Unit 6 Essential Question 3 What are the concepts, systems, and strategies needed to acquire and develop human resource needs for an entrepreneurial entity?
Essential Question 3A What are your business’ personnel procedures?
Organization Structure Each position on the organization chart requires a job description: A statement describing the objectives of the job and its duties and responsibilities. Each position on the organization chart requires a job description: A statement describing the objectives of the job and its duties and responsibilities.
Organization Structure Each job description requires a job specification: Description of abilities, skills, educational level, and experience needed by an employee to perform the described job. Each job description requires a job specification: Description of abilities, skills, educational level, and experience needed by an employee to perform the described job.
Personnel Policies Employee Standards: An employment policy statement which qualifies the desired traits of the people you hire. Employee Standards: An employment policy statement which qualifies the desired traits of the people you hire. Recruiting Employees: Recruits: Prospective employees, that can be reached by classified ads, employment agencies, placement offices, the internet, etc. Recruiting Employees: Recruits: Prospective employees, that can be reached by classified ads, employment agencies, placement offices, the internet, etc.
Personnel Policies Training and Development: New employees work better and more efficient if they receive training immediately. Training and Development: New employees work better and more efficient if they receive training immediately. Personnel Records: Establish and maintain a record on each employee for contact, training, performance, etc. information. Personnel Records: Establish and maintain a record on each employee for contact, training, performance, etc. information.
Essential Question 3B What is your business’ hiring and training process?
What plans, procedures, and policies must you have in place before hiring your first employee?
People Strategies Basic Hiring Criteria: You must hire the right people. Ensure your employees have the right qualifications and skill sets for the job. Basic Hiring Criteria: You must hire the right people. Ensure your employees have the right qualifications and skill sets for the job. Developing Employees: Developing Employees: Orientation is conducted first. This introduces the employee to the companies vision, plans and expectations.Orientation is conducted first. This introduces the employee to the companies vision, plans and expectations. Second, provide training employees need for the skills to be successful now and in the future.Second, provide training employees need for the skills to be successful now and in the future.
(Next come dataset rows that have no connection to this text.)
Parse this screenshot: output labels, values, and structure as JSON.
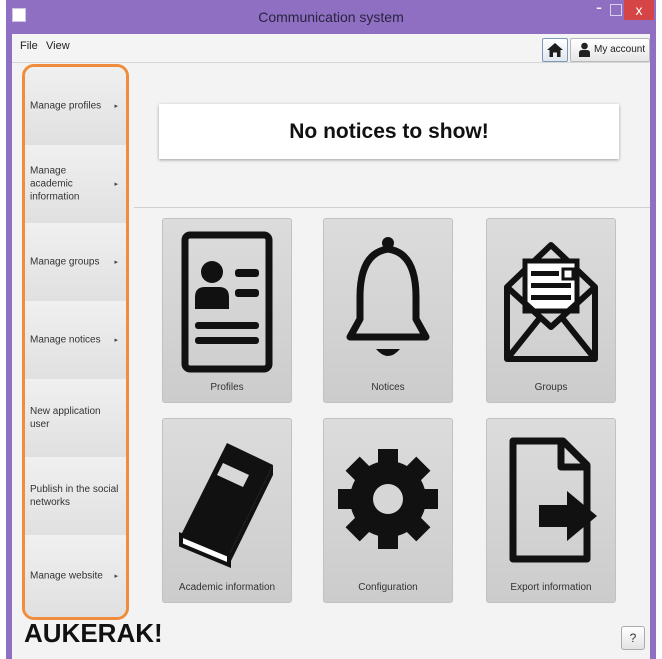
{
  "window": {
    "title": "Communication system",
    "minimize_icon": "minimize-icon",
    "maximize_icon": "maximize-icon",
    "close_label": "x"
  },
  "menubar": {
    "items": [
      {
        "label": "File"
      },
      {
        "label": "View"
      }
    ],
    "home_icon": "home-icon",
    "account_label": "My account",
    "account_icon": "user-icon"
  },
  "sidebar": {
    "items": [
      {
        "label": "Manage profiles",
        "has_submenu": true
      },
      {
        "label": "Manage academic information",
        "has_submenu": true
      },
      {
        "label": "Manage groups",
        "has_submenu": true
      },
      {
        "label": "Manage notices",
        "has_submenu": true
      },
      {
        "label": "New application user",
        "has_submenu": false
      },
      {
        "label": "Publish in the social networks",
        "has_submenu": false
      },
      {
        "label": "Manage website",
        "has_submenu": true
      }
    ],
    "arrow": "▸",
    "highlight_color": "#f08d3c"
  },
  "main": {
    "notice_text": "No notices to show!",
    "tiles": [
      {
        "label": "Profiles",
        "icon": "profile-card-icon"
      },
      {
        "label": "Notices",
        "icon": "bell-icon"
      },
      {
        "label": "Groups",
        "icon": "envelope-icon"
      },
      {
        "label": "Academic information",
        "icon": "book-icon"
      },
      {
        "label": "Configuration",
        "icon": "gear-icon"
      },
      {
        "label": "Export information",
        "icon": "export-file-icon"
      }
    ]
  },
  "footer": {
    "brand": "AUKERAK!",
    "help_label": "?"
  },
  "colors": {
    "titlebar": "#8e6fc2",
    "close_button": "#d64545",
    "sidebar_outline": "#f08d3c"
  }
}
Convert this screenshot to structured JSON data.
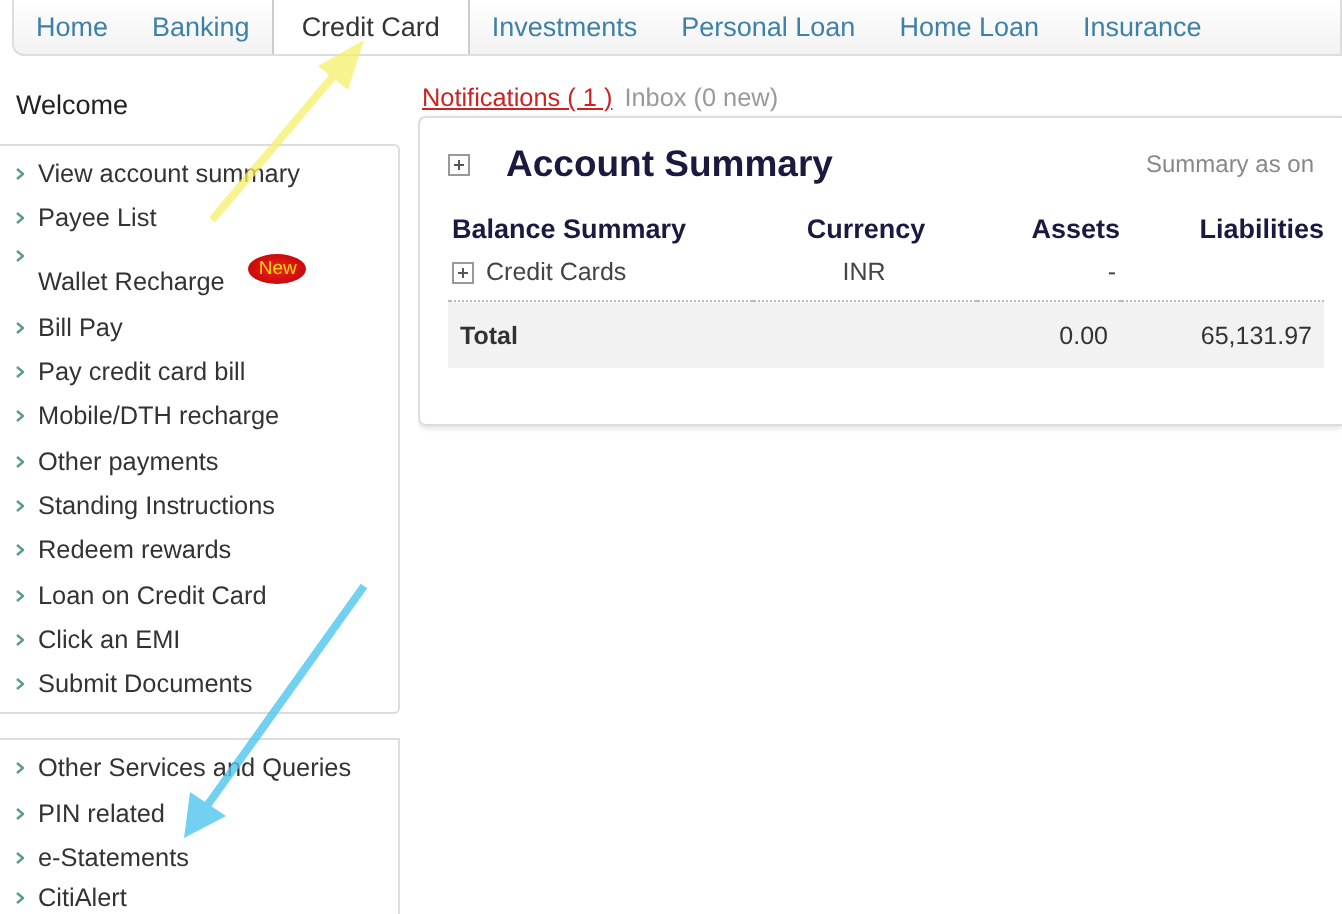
{
  "nav": {
    "tabs": [
      {
        "label": "Home",
        "selected": false
      },
      {
        "label": "Banking",
        "selected": false
      },
      {
        "label": "Credit Card",
        "selected": true
      },
      {
        "label": "Investments",
        "selected": false
      },
      {
        "label": "Personal Loan",
        "selected": false
      },
      {
        "label": "Home Loan",
        "selected": false
      },
      {
        "label": "Insurance",
        "selected": false
      }
    ]
  },
  "welcome": "Welcome",
  "sidebar": {
    "groups": [
      {
        "items": [
          {
            "label": "View account summary"
          },
          {
            "label": "Payee List"
          },
          {
            "label": "Wallet Recharge",
            "badge": "New"
          },
          {
            "label": "Bill Pay"
          },
          {
            "label": "Pay credit card bill"
          },
          {
            "label": "Mobile/DTH recharge"
          },
          {
            "label": "Other payments"
          },
          {
            "label": "Standing Instructions"
          },
          {
            "label": "Redeem rewards"
          },
          {
            "label": "Loan on Credit Card"
          },
          {
            "label": "Click an EMI"
          },
          {
            "label": "Submit Documents"
          }
        ]
      },
      {
        "items": [
          {
            "label": "Other Services and Queries"
          },
          {
            "label": "PIN related"
          },
          {
            "label": "e-Statements"
          },
          {
            "label": "CitiAlert"
          }
        ]
      }
    ]
  },
  "messages": {
    "notifications": "Notifications ( 1 )",
    "inbox": "Inbox (0 new)"
  },
  "summary": {
    "title": "Account Summary",
    "as_of": "Summary as on",
    "columns": [
      "Balance Summary",
      "Currency",
      "Assets",
      "Liabilities"
    ],
    "rows": [
      {
        "kind": "group",
        "cells": [
          "Credit Cards",
          "INR",
          "-",
          ""
        ]
      },
      {
        "kind": "total",
        "cells": [
          "Total",
          "",
          "0.00",
          "65,131.97"
        ]
      }
    ]
  }
}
People Strategies Establish A Productive Environment: A place where employees are treated with respect and trust; empowered to make the right decisions; and made to feel a part of a productive team. Establish A Productive Environment: A place where employees are treated with respect and trust; empowered to make the right decisions; and made to feel a part of a productive team. Reward Your People: Recognize and reward employee contributions and achievements. Reward Your People: Recognize and reward employee contributions and achievements.
Essential Question 3C What are your business’ employee benefits?
Personnel Policies Pay and Benefits: In order to attract and keep the kind of employees you want, you will have to do two things: Pay and Benefits: In order to attract and keep the kind of employees you want, you will have to do two things: Pay a competitive wage, salary, or productivity rate.Pay a competitive wage, salary, or productivity rate. Productivity Rates:Productivity Rates: Piece Rate: Pay based on number of units produced. Piece Rate: Pay based on number of units produced. Commission: Pay based on a percentage of sales. Commission: Pay based on a percentage of sales. Offer competitive employee benefits.Offer competitive employee benefits.